“Mayoral control of education makes it possible to do big things fast and aggressively and fairly,” de Blasio said.

The Democratic-led state Assembly has approved a measure that would extend mayoral control by two years, but Senate Majority Leader John J. Flanagan, has balked at approving an extension unless it includes a provision to increase the number of charter schools in the city.

Flanagan (R-East Northport), in a statement, said the charter school provision was needed because there are thousands of city students on waiting lists to enter the privately-run, taxpayer funded schools.

He criticized the de Blasio administration for “an unwillingness to advocate” for the expansion of charter schools. Democrats by-in-large oppose charters schools, arguing that they siphon resources away from public schools, while Republicans contend the schools provide students in underperforming schools with an alternative.

Senate Republicans “will not grant a long term extension of mayoral control without first ensuring that all students have opportunities,” Flanagan said.

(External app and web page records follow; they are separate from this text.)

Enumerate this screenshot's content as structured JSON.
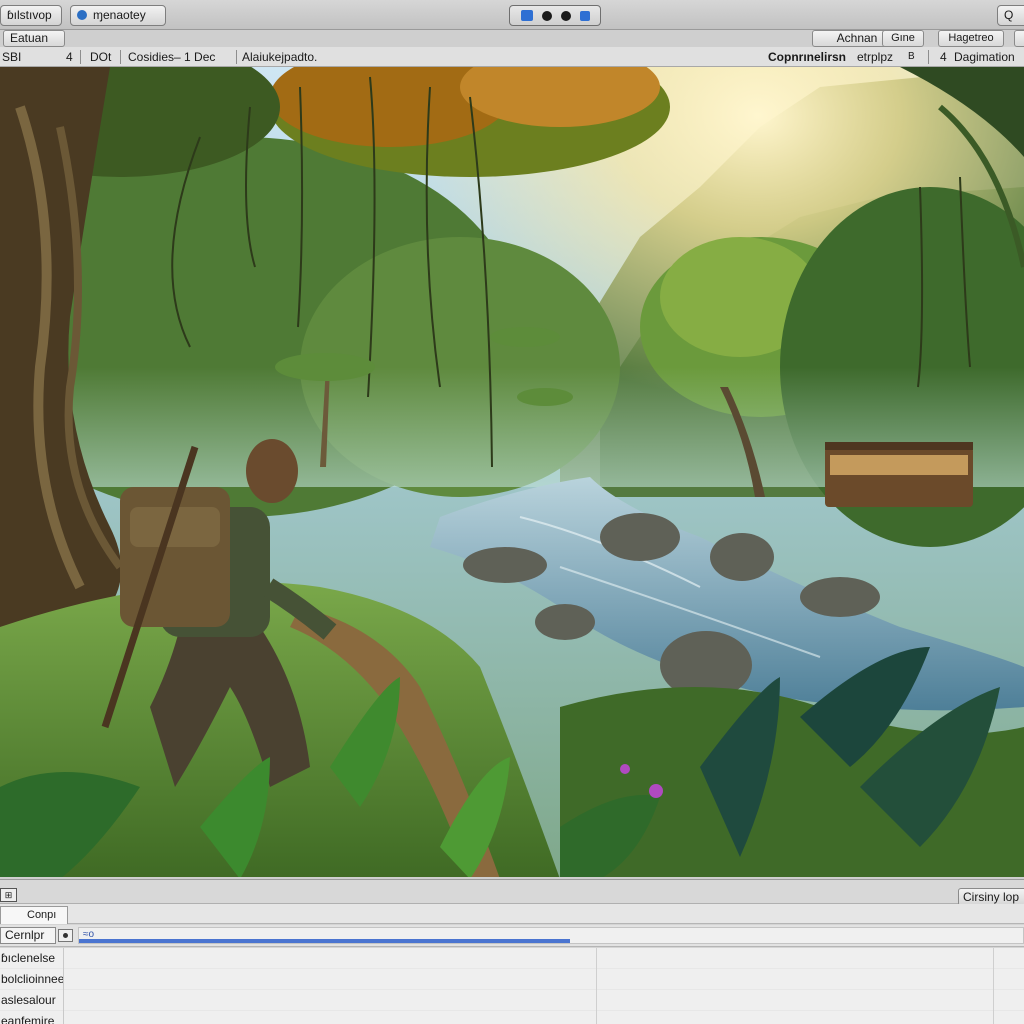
{
  "toolbar": {
    "dropdown_label": "ɓılstıvop",
    "layer_label": "ɱenaotey",
    "right_label": "Q"
  },
  "toolbar2": {
    "edit_label": "Eatuan",
    "action_label": "Achnan",
    "grid_label": "Gıne",
    "layout_label": "Hagetreo",
    "right_label": ""
  },
  "tabs": {
    "left_a": "SBI",
    "left_num": "4",
    "dot_label": "DOt",
    "crumb": "Cosidies–  1  Dec",
    "path": "Alaiukejpadto.",
    "right_label": "Copnrınelirsn",
    "right_sub": "etrplpz",
    "right_badge": "B",
    "layout_num": "4",
    "layout_label": "Dagimation"
  },
  "colors": {
    "accent": "#2e6fd3",
    "progress": "#4a74d0",
    "panel_bg": "#d4d4d4"
  },
  "bottom": {
    "mini_icon": "⊞",
    "right_btn": "Cirsiny lop",
    "tab_label": "Conpı",
    "console_label": "Cernlpr",
    "progress_text": "≈o",
    "progress_value": 0.52,
    "items": [
      "ɓıclenelse",
      "bolclioinnee",
      "aslesalour",
      "eanfemire"
    ]
  }
}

De Blasio told Catsimatidis, his administration has worked with charter schools, adding “it’s not fair to link the charter school issue to something as fundamental as how we run our schools everyday for 1.1 million kids.”